Line by line, set down the following material again exactly.
====
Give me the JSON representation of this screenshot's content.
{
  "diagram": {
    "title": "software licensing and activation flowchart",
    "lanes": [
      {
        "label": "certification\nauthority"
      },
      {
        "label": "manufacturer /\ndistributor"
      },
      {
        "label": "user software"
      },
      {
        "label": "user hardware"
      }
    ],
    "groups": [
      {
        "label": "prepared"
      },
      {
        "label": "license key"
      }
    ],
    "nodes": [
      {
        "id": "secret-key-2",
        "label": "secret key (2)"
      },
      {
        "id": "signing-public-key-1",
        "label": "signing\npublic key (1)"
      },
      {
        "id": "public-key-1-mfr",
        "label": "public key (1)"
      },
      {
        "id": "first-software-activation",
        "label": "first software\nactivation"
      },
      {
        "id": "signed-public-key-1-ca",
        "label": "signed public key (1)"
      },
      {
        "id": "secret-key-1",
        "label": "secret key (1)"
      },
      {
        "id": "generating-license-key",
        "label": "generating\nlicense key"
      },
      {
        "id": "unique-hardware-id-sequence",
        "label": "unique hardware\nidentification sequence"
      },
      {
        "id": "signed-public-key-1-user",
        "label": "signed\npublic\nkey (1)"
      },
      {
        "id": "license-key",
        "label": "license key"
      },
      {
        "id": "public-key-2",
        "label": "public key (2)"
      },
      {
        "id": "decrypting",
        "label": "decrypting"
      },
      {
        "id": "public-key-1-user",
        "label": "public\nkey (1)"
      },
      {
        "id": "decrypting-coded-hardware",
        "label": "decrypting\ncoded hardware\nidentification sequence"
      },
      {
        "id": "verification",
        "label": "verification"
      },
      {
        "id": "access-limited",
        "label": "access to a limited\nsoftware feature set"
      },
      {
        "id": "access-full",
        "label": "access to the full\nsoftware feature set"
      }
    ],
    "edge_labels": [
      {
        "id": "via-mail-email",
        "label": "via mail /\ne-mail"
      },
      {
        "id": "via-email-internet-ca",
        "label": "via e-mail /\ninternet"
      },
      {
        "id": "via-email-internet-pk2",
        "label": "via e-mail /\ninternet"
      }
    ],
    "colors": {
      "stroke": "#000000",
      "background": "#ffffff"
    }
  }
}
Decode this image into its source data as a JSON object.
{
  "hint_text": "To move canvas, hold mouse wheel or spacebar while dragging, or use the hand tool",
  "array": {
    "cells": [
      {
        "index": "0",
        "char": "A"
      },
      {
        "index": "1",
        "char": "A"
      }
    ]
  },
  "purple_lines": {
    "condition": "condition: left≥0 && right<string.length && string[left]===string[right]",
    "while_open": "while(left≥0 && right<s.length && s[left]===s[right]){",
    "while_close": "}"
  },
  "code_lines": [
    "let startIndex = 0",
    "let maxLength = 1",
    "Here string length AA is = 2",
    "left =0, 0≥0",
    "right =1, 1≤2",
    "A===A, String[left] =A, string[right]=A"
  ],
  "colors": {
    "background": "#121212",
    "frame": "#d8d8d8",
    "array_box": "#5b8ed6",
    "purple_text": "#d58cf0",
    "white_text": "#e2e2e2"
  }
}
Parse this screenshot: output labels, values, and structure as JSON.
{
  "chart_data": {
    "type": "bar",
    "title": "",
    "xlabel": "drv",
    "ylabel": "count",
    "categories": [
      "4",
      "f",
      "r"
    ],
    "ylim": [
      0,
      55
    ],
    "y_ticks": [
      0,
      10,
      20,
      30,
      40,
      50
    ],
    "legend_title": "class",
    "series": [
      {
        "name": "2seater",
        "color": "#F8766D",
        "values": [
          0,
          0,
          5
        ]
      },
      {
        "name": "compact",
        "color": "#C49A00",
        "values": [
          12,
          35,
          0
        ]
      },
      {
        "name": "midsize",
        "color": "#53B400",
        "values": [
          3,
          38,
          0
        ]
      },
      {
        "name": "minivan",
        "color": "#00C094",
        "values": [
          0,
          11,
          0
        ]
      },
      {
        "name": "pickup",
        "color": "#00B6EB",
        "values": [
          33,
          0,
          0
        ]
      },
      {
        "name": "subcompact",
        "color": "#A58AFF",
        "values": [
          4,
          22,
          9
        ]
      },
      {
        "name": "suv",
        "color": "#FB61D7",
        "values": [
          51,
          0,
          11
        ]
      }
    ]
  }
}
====
= RESPONSE TO THE TASK =
Give me the JSON representation of this screenshot's content.
{
  "diagram": {
    "title": "software licensing and activation flowchart",
    "lanes": [
      {
        "label": "certification\nauthority"
      },
      {
        "label": "manufacturer /\ndistributor"
      },
      {
        "label": "user software"
      },
      {
        "label": "user hardware"
      }
    ],
    "groups": [
      {
        "label": "prepared"
      },
      {
        "label": "license key"
      }
    ],
    "nodes": [
      {
        "id": "secret-key-2",
        "label": "secret key (2)"
      },
      {
        "id": "signing-public-key-1",
        "label": "signing\npublic key (1)"
      },
      {
        "id": "public-key-1-mfr",
        "label": "public key (1)"
      },
      {
        "id": "first-software-activation",
        "label": "first software\nactivation"
      },
      {
        "id": "signed-public-key-1-ca",
        "label": "signed public key (1)"
      },
      {
        "id": "secret-key-1",
        "label": "secret key (1)"
      },
      {
        "id": "generating-license-key",
        "label": "generating\nlicense key"
      },
      {
        "id": "unique-hardware-id-sequence",
        "label": "unique hardware\nidentification sequence"
      },
      {
        "id": "signed-public-key-1-user",
        "label": "signed\npublic\nkey (1)"
      },
      {
        "id": "license-key",
        "label": "license key"
      },
      {
        "id": "public-key-2",
        "label": "public key (2)"
      },
      {
        "id": "decrypting",
        "label": "decrypting"
      },
      {
        "id": "public-key-1-user",
        "label": "public\nkey (1)"
      },
      {
        "id": "decrypting-coded-hardware",
        "label": "decrypting\ncoded hardware\nidentification sequence"
      },
      {
        "id": "verification",
        "label": "verification"
      },
      {
        "id": "access-limited",
        "label": "access to a limited\nsoftware feature set"
      },
      {
        "id": "access-full",
        "label": "access to the full\nsoftware feature set"
      }
    ],
    "edge_labels": [
      {
        "id": "via-mail-email",
        "label": "via mail /\ne-mail"
      },
      {
        "id": "via-email-internet-ca",
        "label": "via e-mail /\ninternet"
      },
      {
        "id": "via-email-internet-pk2",
        "label": "via e-mail /\ninternet"
      }
    ],
    "colors": {
      "stroke": "#000000",
      "background": "#ffffff"
    }
  }
}
Decode this image into its source data as a JSON object.
{
  "hint_text": "To move canvas, hold mouse wheel or spacebar while dragging, or use the hand tool",
  "array": {
    "cells": [
      {
        "index": "0",
        "char": "A"
      },
      {
        "index": "1",
        "char": "A"
      }
    ]
  },
  "purple_lines": {
    "condition": "condition: left≥0 && right<string.length && string[left]===string[right]",
    "while_open": "while(left≥0 && right<s.length && s[left]===s[right]){",
    "while_close": "}"
  },
  "code_lines": [
    "let startIndex = 0",
    "let maxLength = 1",
    "Here string length AA is = 2",
    "left =0, 0≥0",
    "right =1, 1≤2",
    "A===A, String[left] =A, string[right]=A"
  ],
  "colors": {
    "background": "#121212",
    "frame": "#d8d8d8",
    "array_box": "#5b8ed6",
    "purple_text": "#d58cf0",
    "white_text": "#e2e2e2"
  }
}
Parse this screenshot: output labels, values, and structure as JSON.
{
  "chart_data": {
    "type": "bar",
    "title": "",
    "xlabel": "drv",
    "ylabel": "count",
    "categories": [
      "4",
      "f",
      "r"
    ],
    "ylim": [
      0,
      55
    ],
    "y_ticks": [
      0,
      10,
      20,
      30,
      40,
      50
    ],
    "legend_title": "class",
    "series": [
      {
        "name": "2seater",
        "color": "#F8766D",
        "values": [
          0,
          0,
          5
        ]
      },
      {
        "name": "compact",
        "color": "#C49A00",
        "values": [
          12,
          35,
          0
        ]
      },
      {
        "name": "midsize",
        "color": "#53B400",
        "values": [
          3,
          38,
          0
        ]
      },
      {
        "name": "minivan",
        "color": "#00C094",
        "values": [
          0,
          11,
          0
        ]
      },
      {
        "name": "pickup",
        "color": "#00B6EB",
        "values": [
          33,
          0,
          0
        ]
      },
      {
        "name": "subcompact",
        "color": "#A58AFF",
        "values": [
          4,
          22,
          9
        ]
      },
      {
        "name": "suv",
        "color": "#FB61D7",
        "values": [
          51,
          0,
          11
        ]
      }
    ]
  }
}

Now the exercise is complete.